Thanks, @Errrwin. I’ve updated the links in the cookbook recipe, the second one is (currently) a third party site, so I don’t have access to changing that, I’m afraid.

Right. On a fresh Kirby install I installed the CDN plugin and the Cachebuster plugin as per the documentation, but I don’t see anything happening CDN-wise.

Can anyone point me to the right direction? I’ll provide any info needed of course. :slight_smile:



c::set(‘cdn.assets’, ‘’);
c::set(‘cdn.content’, ‘’);
c::set(‘cdn.thumbs’, ‘’);


c::set(‘cachebuster’, true);


# Kirby .htaccess

# rewrite rules

# enable awesome urls. i.e.:
RewriteEngine on

# make sure to set the RewriteBase correctly
# if you are running the site in a subfolder.
# Otherwise links or the entire site will break.
# If your homepage is
# Set the RewriteBase to:
# RewriteBase /mysite

# In some enviroments it’s necessary to
# set the RewriteBase to:
RewriteBase /

RewriteCond %{REQUEST_FILENAME} !-f
RewriteRule ^(.+).(\d+).(js|css)$ $1.$3 [L]

# block text files in the content folder from being accessed directly
RewriteRule ^content/(.*).(txt|md|mdown)$ index.php [L]

Where my cdn is (hosted by Keycdn). CDN worked properly with the Wordpress install I had previously, so I doubt that is the part that’s not working. :slight_smile:

Did you rename the downloaded folder to “cdn”?

1 Like

I have now… :unamused:

That is not in the instructions or I totally missed it. Thanks a lot!! :sweat_smile:

Cachebuster needs the seem trick :smiley:

It’s a general rule, the name of the folder must match the name of the main plugin file, otherwise it does not work.
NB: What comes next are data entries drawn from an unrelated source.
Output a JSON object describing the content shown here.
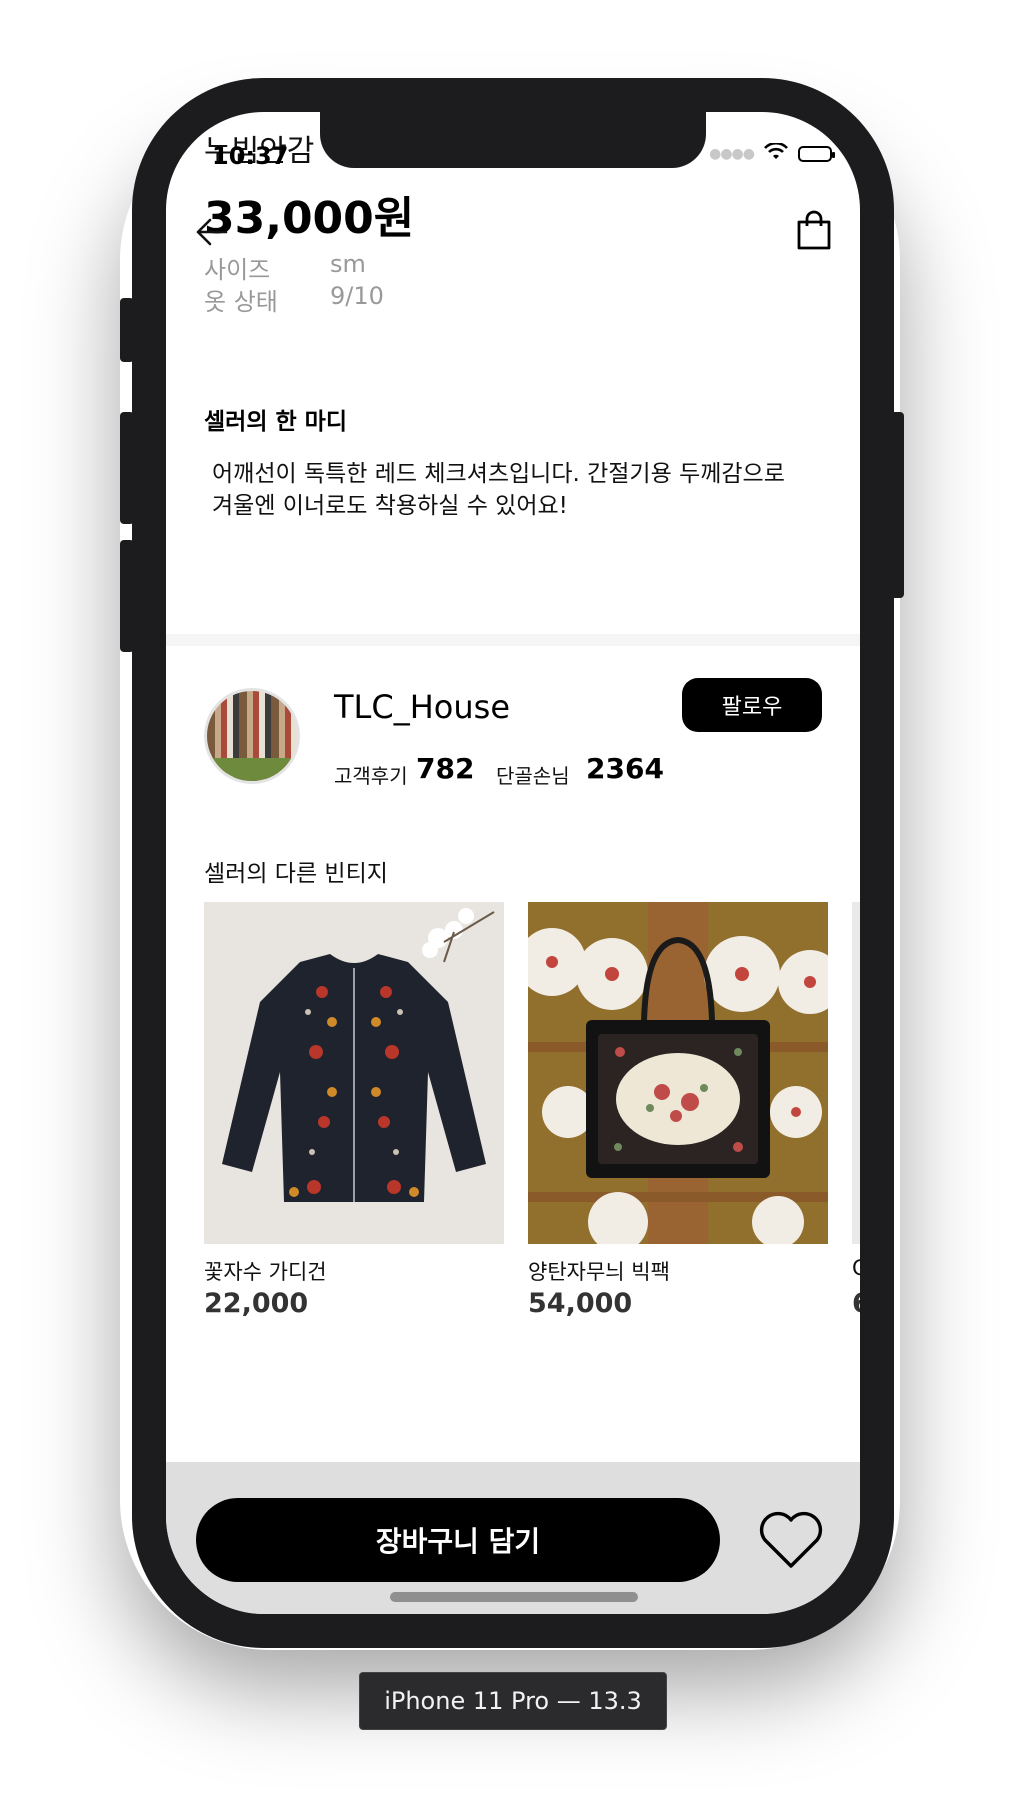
{
  "status_bar": {
    "time": "10:37"
  },
  "product": {
    "title": "누빔안감",
    "price": "33,000원",
    "specs": [
      {
        "label": "사이즈",
        "value": "sm"
      },
      {
        "label": "옷 상태",
        "value": "9/10"
      }
    ]
  },
  "seller_note": {
    "title": "셀러의 한 마디",
    "body": "어깨선이 독특한 레드 체크셔츠입니다. 간절기용 두께감으로 겨울엔 이너로도 착용하실 수 있어요!"
  },
  "shop": {
    "name": "TLC_House",
    "follow_label": "팔로우",
    "reviews_label": "고객후기",
    "reviews_count": "782",
    "regulars_label": "단골손님",
    "regulars_count": "2364"
  },
  "other_items": {
    "title": "셀러의 다른 빈티지",
    "items": [
      {
        "name": "꽃자수 가디건",
        "price": "22,000"
      },
      {
        "name": "양탄자무늬 빅팩",
        "price": "54,000"
      },
      {
        "name": "C",
        "price": "6"
      }
    ]
  },
  "bottom_bar": {
    "cart_label": "장바구니 담기"
  },
  "device_label": "iPhone 11 Pro — 13.3"
}
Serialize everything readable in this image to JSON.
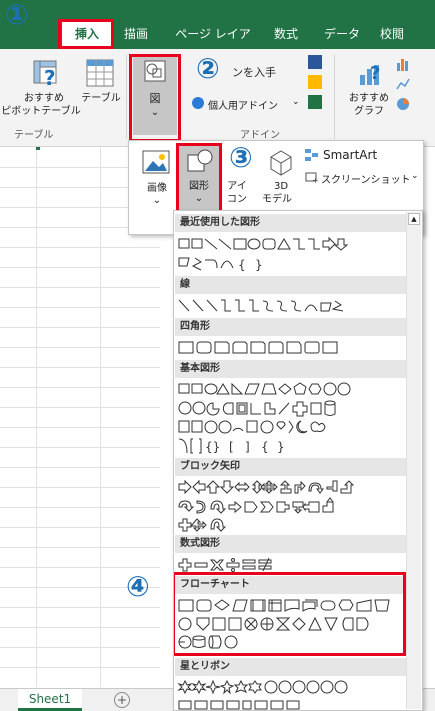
{
  "tabs": [
    {
      "label": "挿入",
      "active": true
    },
    {
      "label": "描画"
    },
    {
      "label": "ページ レイアウト"
    },
    {
      "label": "数式"
    },
    {
      "label": "データ"
    },
    {
      "label": "校閲"
    }
  ],
  "ribbon": {
    "tables": {
      "pivot_label_1": "おすすめ",
      "pivot_label_2": "ピボットテーブル",
      "table_label": "テーブル",
      "group_label": "テーブル"
    },
    "illustrations": {
      "button_label": "図",
      "chevron": "⌄"
    },
    "addins": {
      "get_addins_label": "ンを入手",
      "my_addins_label": "個人用アドイン",
      "group_label": "アドイン"
    },
    "charts": {
      "recommended_label_1": "おすすめ",
      "recommended_label_2": "グラフ"
    }
  },
  "picture_panel": {
    "picture_label": "画像",
    "shapes_label": "図形",
    "icons_label_1": "アイ",
    "icons_label_2": "コン",
    "model3d_label_1": "3D",
    "model3d_label_2": "モデル",
    "smartart_label": "SmartArt",
    "screenshot_label": "スクリーンショット"
  },
  "badges": {
    "b1": "①",
    "b2": "②",
    "b3": "③",
    "b4": "④"
  },
  "shape_panel": {
    "categories": [
      {
        "key": "recent",
        "label": "最近使用した図形"
      },
      {
        "key": "lines",
        "label": "線"
      },
      {
        "key": "rects",
        "label": "四角形"
      },
      {
        "key": "basic",
        "label": "基本図形"
      },
      {
        "key": "arrows",
        "label": "ブロック矢印"
      },
      {
        "key": "equation",
        "label": "数式図形"
      },
      {
        "key": "flowchart",
        "label": "フローチャート"
      },
      {
        "key": "stars",
        "label": "星とリボン"
      }
    ]
  },
  "sheet_tab": {
    "label": "Sheet1",
    "add": "+"
  },
  "colors": {
    "accent": "#217346",
    "highlight": "#e8001c",
    "badge": "#1f6fb5"
  }
}
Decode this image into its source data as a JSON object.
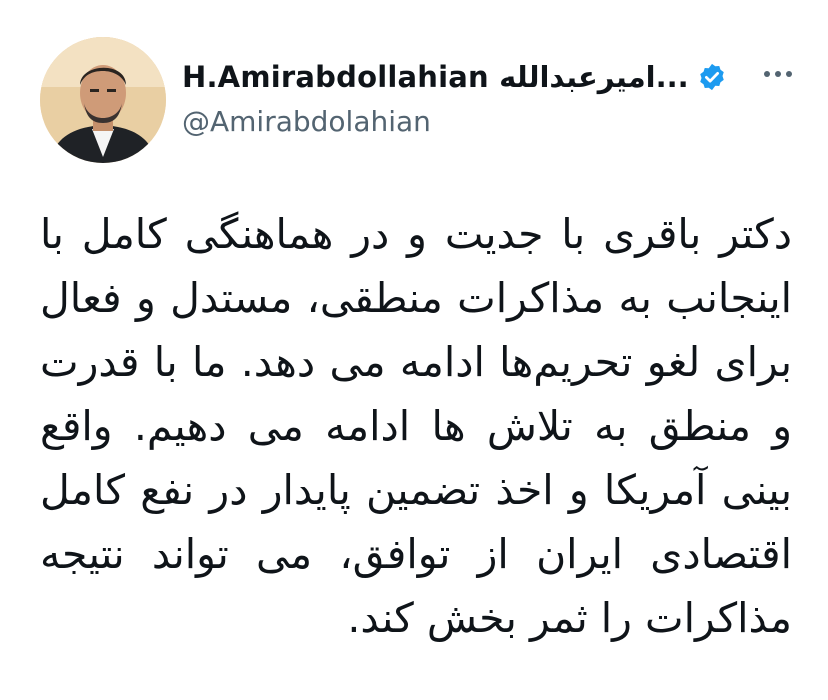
{
  "author": {
    "display_name": "H.Amirabdollahian امیرعبدالله...",
    "handle": "@Amirabdolahian",
    "verified": true,
    "avatar_icon": "portrait-avatar"
  },
  "more_icon": "ellipsis-icon",
  "tweet": {
    "text": "دکتر باقری با جدیت و در هماهنگی کامل با اینجانب به مذاکرات منطقی، مستدل و فعال برای لغو تحریم‌ها ادامه می دهد. ما با قدرت و منطق به تلاش ها ادامه می دهیم. واقع بینی آمریکا و اخذ تضمین پایدار  در نفع کامل اقتصادی ایران از توافق، می تواند نتیجه مذاکرات را ثمر بخش کند."
  },
  "colors": {
    "text": "#0f1419",
    "secondary": "#536471",
    "verified_blue": "#1d9bf0"
  }
}
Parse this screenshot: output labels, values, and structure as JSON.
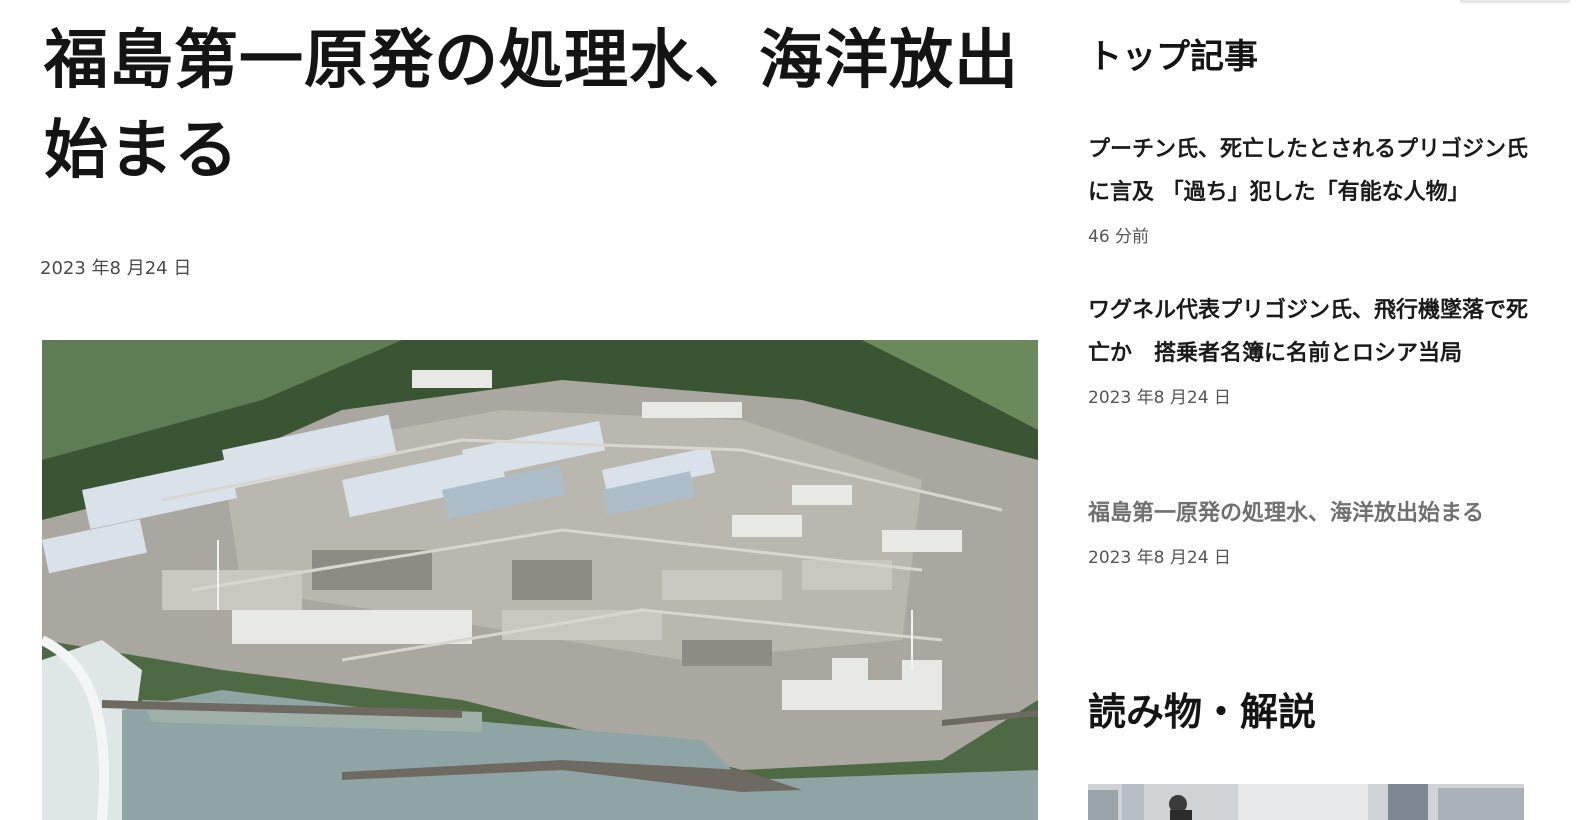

The same for the Cachebuster plugin.

(gonna reopen this instead of making a new one-off post)

A general note of confusion:

the cachebuster plugin adds a timestamp using php filemtime to the css / js files. How do you automatise the process of producing a styles.css with that timestamp added in it? There’s no indication on how to change the name of the actual css file automatically.

I wanted to use the plugin in the form of styles.css ?v=timestamp but cachebuster adds the timestamp to the filename directly.

You don’t have to make a file including the timestamp. Look for the rewrite rule on the Cachebuster readme that you need to add to your .htaccess or Nginx config.

File name should stay as it is and that rule will take care of removing the timestamp from the requested filename on the serve so that it can find the right file and return it to the browser.

thank you for the clarification!

I added the rewrite rules in my .htacess file right after

RewriteBase /

then restarted my local php server but the rules are not deleting the timestamp from the files.

(I’m running the php server w/ the latest macOS which comes with PHP 7.1, by running php -S localhost:8000, not sure if this is the cause why a proper restart does not take place)

Any tip?

Generally speaking, it’s not possible for PHP’s built-in webserver to accept .htaccess directives (as it doesn’t rely on Apache), so you’d have to activate & test cachebusting in production - see the docs, section “Multi-environment setup” (for a quick example, check out my StarterKit).

You may activate the cachebuster plugin with c::set('cachebuster', true); inside a production-specific config file, eg (inside site/config).

When using a CDN, be safe & use protection - give kirby-sri a try, which includes cachebusting functionality (or check out the forum post first).